The most important part of being a parent is bringing up your children to lead long, fulfilling lives. No matter how painful it can be to let them go as they get older, seeing your child become a happy adult is the most rewarding thing a parent can experience. In fact, if it weren’t for the significance of training your child over a period of years to become a well-rounded person capable of surviving on their own, humanity may as well reproduce in laboratories. The bond between parent and child doesn’t weaken over distance, so don’t look at your little ones and fear they will forget you. Simply teach them to approach the world as you see fit. Here are a few tips on how to go about raising an independent, healthy child.

One: Bedtime

Going to bed can be stressful at any age, especially for youngsters who want to stay awake and experience everything at once. There are many reasons your child might refuse to go to bed – they might be hungry, bored, too full of energy, or simply frightened to be alone in the dark. An excellent way of combating this fear is to find a nightlight that keeps the room dark enough to encourage sleep but light enough for your child to see – have a look at mom crib for nightlight recommendations. Children’s imaginations are vivid and have the potential to conjure scary monsters from shapes in their bedroom, so a nightlight can help relax them at bedtime. By teaching them how to be alone and go to bed at regular hours, you are helping them become more independent.
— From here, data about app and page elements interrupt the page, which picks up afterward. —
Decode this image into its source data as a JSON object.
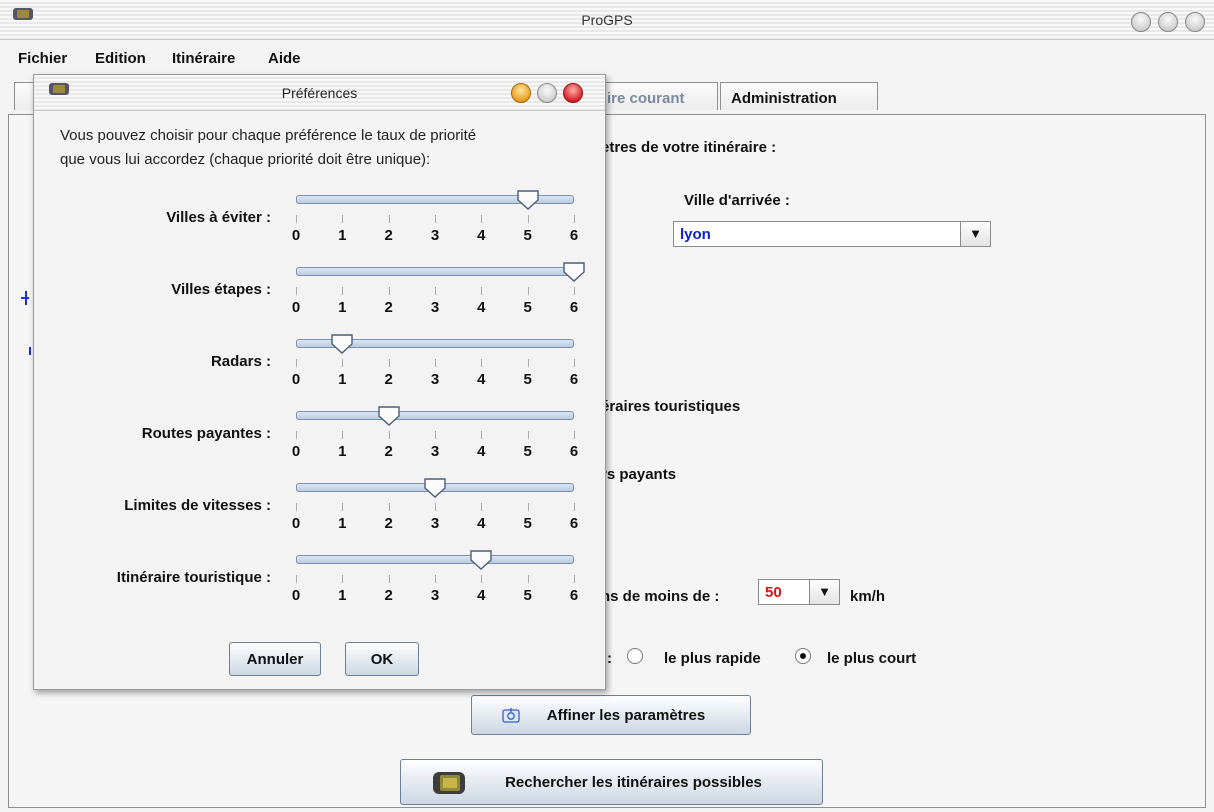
{
  "window": {
    "title": "ProGPS"
  },
  "menu": [
    "Fichier",
    "Edition",
    "Itinéraire",
    "Aide"
  ],
  "tabs": {
    "current_partial": "ire courant",
    "admin": "Administration"
  },
  "main": {
    "params_header_partial": "etres de votre itinéraire :",
    "arrival_label": "Ville d'arrivée :",
    "arrival_value": "lyon",
    "touristic_partial": "éraires touristiques",
    "toll_partial": "rs payants",
    "speed_prefix_partial": "ns  de moins de :",
    "speed_value": "50",
    "speed_unit": "km/h",
    "route_colon": ":",
    "fastest_label": "le plus rapide",
    "shortest_label": "le plus court",
    "route_selected": "shortest",
    "refine_button": "Affiner les paramètres",
    "search_button": "Rechercher les itinéraires possibles"
  },
  "dialog": {
    "title": "Préférences",
    "intro_line1": "Vous pouvez choisir pour chaque préférence le taux de priorité",
    "intro_line2": "que vous lui accordez (chaque priorité doit être unique):",
    "scale": [
      "0",
      "1",
      "2",
      "3",
      "4",
      "5",
      "6"
    ],
    "sliders": [
      {
        "label": "Villes à éviter :",
        "value": 5
      },
      {
        "label": "Villes étapes :",
        "value": 6
      },
      {
        "label": "Radars :",
        "value": 1
      },
      {
        "label": "Routes payantes :",
        "value": 2
      },
      {
        "label": "Limites de vitesses :",
        "value": 3
      },
      {
        "label": "Itinéraire touristique :",
        "value": 4
      }
    ],
    "cancel_button": "Annuler",
    "ok_button": "OK"
  },
  "colors": {
    "combo_value_blue": "#0a1fd0",
    "speed_value_red": "#e01010",
    "close_red": "#d6222b",
    "minimize_orange": "#e8a020"
  }
}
Two: Meals

Fussy eaters are common among children since they are testing the boundaries of their likes and dislikes. They are also testing your limits as a parent by challenging the food you bring them. Instead of bending to your child’s wishes and replacing any unwanted food, find other ways of getting them to try new things. In the supermarket, let them explore and pick out different things to try – avoiding too much sugar, of course. A good technique for persuading your young one to eat something they find unpleasant is to offer a choice between two items, such as a bowl of carrots or a bowl of peas. By presenting it to them as if those are the only choices, your child will feel in control when they decide. Similarly, if you want them to eat something they don’t like, ask them if they want to eat (for example) ten peas or five peas? Since zero peas is not an option, you let them feel as if they have agency while also feeding them healthy food. It’s a win-win. 

Three: Playing

Especially if your child has no siblings, it’s vital you teach them the importance of playing well with others. Sharing, compassion, sympathy and being gentle are all lessons that children must learn in order to become independent, happy adults. Invite friends over with their kids and let your children interact. Even pets provide good company and social practice for your child. Improving these skills leads to a much more independent person.